I rather liked the polystyrene dielectric, while the parts weren't very compatible with modern manufacturing processes. Was your preference for NPO/COG related to size and value accuracy, or something else? JR
Calrec desks were all made to order for broadcast orgs. at the time, so no flow soldering etc. But NE5534 poly 22pFs for were forever dying.
What really clinched it for us was doing distribution curves for batches of polys & NPOs (CGO's hadn't been invented 8>D)
If you do a single batch
distribution of values on a good 1% resistor, you'll find the curve is well under 0.1% for 2 std. devs. though the mean would not be within 0.1% of nominal.
Similarly for good NPOs. Not quite 0.1% for 2 std. devs. but good enough to do Line Inputs like T2 inhttp://www.ka-electronics.com/images/SSL/ssl_82E01.pdf
which easily met BBC & IBA specs for CMR up to supersonic frequencies WITHOUT TRIMS. And more importantly, better practical CMR & RFI performance too. I remember breadboarding the 1st one after heated discussions with Ken Farrar and seeing the CM drop through the floor as my solder joints cooled down.
Small polystyrenes don't have this nice distribution. 1% polys are usually selected so have a +/- 1% flat top distribution.
This is all early 80's. We bought most stuff from FEC & RS in the UK so no Golden Pinnae stuff.
And the other thing we threw out was DIP sockets for OPAs. Makes me wonder about Golden Pinnae pontificating on sound of OPAs. Hmmm.... mm. Maybe I should sell DIP sockets hand carved by virgins from solid BS ....

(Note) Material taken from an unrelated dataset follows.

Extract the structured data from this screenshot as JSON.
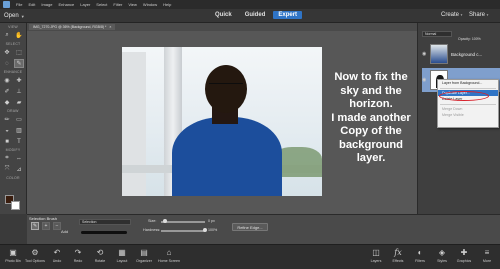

I do have strong views on electrolytics though. I LIKE nice normal electrolytics (eg Panasonics) with correct voltage across them.